It’s very likely that the next-gen iPhone will get a USB Type-C port for charging. The reason for this will be the law passed in the European Union, which stipulates that smartphones, tablets and other electronics sold in the EU must only be equipped with USB Type-C connectors. Given the size of the market in the region, Apple will have to make concessions and ditch the proprietary Lightning.
The law was passed by the European Parliament on Tuesday and calls for the switch to uniform charging by the end of 2024.
According to CCS Insight senior analyst Ben Wood, Apple will “inevitably” capitulate with the iPhone 15 and switch to USB Type-C iPad Pro, the conversion process has actually already begun.
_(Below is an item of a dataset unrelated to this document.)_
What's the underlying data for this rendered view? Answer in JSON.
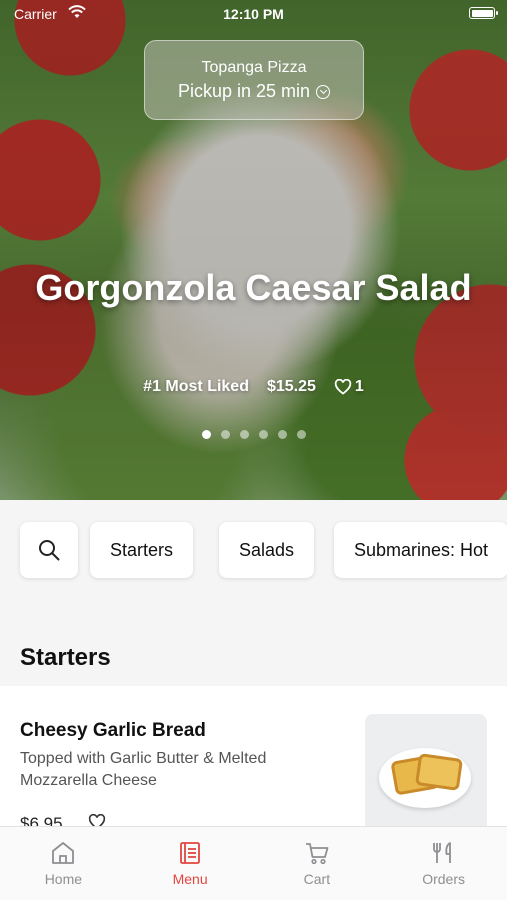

Since the iPhone 14 didn’t bring any notable changes in terms of design, the iPhone 15 is likely to have more significant updates – this is the perfect time to introduce a new port.
Back in May, Bloomberg reported iPhone tests with USB Type-C, but sources warned new items wouldn’t appear until 2023. IDC believes that if Apple switches to USB Type-C for Europe in 2023, the American tech giant will move to a new way of charging and iPhones in other regions — unless the company decides it’s not wasting too much money on proprietary chargers and accessories earned will simply give them up. However, experts assume that Apple will actually be preparing for the switch over the next two years.
European law has been developing for about 10 years. European lawmakers argue that using different standards for charging is contributing to an increase in waste, and innovation will allow customers not to buy a new charger with every new smartphone.
According to Wood, this is a “victory of common sense”. Although Apple fans have a large number of devices that charge via the Lightning connector, given the ubiquity of USB Type-C, Apple’s use of this standard makes a lot of sense.